Work instruction. Scan the material below and copy every line holding the word "icon".

------------------------------------------------------------

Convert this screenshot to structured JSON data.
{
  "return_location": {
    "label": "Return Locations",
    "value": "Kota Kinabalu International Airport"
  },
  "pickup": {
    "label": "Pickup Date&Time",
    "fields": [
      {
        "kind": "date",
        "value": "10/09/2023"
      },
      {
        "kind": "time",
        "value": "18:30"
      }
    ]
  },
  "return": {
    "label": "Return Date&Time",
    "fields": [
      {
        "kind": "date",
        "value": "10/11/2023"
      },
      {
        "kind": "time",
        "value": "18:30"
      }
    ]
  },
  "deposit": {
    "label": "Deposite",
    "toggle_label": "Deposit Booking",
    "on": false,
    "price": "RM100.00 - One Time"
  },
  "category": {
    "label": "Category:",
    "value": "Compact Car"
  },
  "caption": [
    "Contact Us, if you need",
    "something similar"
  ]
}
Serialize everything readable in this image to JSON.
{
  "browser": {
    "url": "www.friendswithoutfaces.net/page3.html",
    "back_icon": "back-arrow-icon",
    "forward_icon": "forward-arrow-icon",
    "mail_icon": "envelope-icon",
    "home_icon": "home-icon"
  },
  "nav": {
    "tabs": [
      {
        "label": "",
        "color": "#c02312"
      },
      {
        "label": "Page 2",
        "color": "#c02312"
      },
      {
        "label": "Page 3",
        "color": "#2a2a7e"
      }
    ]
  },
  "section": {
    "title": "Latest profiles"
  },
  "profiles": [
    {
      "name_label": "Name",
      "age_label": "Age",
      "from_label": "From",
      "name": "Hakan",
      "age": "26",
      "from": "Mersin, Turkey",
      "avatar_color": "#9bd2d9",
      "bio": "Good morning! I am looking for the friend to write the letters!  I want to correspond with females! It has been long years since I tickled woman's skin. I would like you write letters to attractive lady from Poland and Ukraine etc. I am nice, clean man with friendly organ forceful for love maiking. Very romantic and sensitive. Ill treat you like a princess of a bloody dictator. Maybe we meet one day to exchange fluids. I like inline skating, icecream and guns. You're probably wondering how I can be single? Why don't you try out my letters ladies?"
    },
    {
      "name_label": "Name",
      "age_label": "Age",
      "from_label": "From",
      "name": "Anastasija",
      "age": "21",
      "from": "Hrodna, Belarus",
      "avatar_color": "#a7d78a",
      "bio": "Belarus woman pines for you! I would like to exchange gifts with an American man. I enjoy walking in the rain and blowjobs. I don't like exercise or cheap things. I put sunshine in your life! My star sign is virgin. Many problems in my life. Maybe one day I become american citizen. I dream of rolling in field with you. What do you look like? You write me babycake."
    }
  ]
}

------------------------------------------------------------

Solution.
    "back_icon": "back-arrow-icon",
    "forward_icon": "forward-arrow-icon",
    "mail_icon": "envelope-icon",
    "home_icon": "home-icon"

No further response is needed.